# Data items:
——————

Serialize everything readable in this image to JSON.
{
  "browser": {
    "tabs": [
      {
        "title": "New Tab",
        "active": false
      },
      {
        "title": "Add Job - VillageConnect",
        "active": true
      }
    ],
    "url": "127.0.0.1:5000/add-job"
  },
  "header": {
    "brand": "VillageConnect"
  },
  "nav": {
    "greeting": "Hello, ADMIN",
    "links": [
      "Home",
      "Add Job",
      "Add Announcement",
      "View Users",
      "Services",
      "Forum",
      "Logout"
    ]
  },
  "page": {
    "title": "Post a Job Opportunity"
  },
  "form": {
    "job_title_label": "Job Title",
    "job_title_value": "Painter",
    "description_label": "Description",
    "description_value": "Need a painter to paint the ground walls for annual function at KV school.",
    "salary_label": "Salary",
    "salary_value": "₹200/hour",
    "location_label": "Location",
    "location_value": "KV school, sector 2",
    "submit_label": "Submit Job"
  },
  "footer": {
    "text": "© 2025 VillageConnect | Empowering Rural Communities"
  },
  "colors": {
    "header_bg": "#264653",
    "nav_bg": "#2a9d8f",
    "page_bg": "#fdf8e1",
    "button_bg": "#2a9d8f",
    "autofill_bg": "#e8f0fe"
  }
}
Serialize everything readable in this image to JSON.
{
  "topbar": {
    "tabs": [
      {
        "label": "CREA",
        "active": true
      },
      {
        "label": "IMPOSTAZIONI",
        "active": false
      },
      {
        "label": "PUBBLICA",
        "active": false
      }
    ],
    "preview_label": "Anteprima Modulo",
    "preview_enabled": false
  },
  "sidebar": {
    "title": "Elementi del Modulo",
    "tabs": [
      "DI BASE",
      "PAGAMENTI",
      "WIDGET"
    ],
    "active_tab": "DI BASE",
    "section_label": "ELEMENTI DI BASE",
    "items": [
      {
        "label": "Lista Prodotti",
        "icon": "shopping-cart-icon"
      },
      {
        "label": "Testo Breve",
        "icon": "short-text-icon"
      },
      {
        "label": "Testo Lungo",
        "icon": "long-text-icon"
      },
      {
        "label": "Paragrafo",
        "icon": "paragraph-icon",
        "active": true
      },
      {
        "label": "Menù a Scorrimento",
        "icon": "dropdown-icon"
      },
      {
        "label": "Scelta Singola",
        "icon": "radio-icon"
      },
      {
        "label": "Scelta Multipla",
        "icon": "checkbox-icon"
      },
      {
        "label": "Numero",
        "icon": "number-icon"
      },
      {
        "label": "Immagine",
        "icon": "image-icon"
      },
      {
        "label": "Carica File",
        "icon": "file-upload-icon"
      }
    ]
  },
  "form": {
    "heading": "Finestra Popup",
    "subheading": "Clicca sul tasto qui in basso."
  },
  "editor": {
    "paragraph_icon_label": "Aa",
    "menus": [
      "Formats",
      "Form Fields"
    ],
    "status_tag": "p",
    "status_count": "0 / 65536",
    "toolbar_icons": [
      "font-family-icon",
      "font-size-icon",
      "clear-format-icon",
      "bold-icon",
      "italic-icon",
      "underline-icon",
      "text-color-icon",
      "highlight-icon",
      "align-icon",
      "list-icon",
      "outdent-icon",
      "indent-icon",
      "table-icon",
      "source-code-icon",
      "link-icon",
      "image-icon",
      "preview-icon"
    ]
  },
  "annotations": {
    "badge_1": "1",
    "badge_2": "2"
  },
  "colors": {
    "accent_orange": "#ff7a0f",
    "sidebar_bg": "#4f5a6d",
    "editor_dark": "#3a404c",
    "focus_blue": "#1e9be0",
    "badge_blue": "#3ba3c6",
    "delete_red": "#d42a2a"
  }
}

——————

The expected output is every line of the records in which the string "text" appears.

    "text": "© 2025 VillageConnect | Empowering Rural Communities"
        "icon": "short-text-icon"
        "icon": "long-text-icon"
      "text-color-icon",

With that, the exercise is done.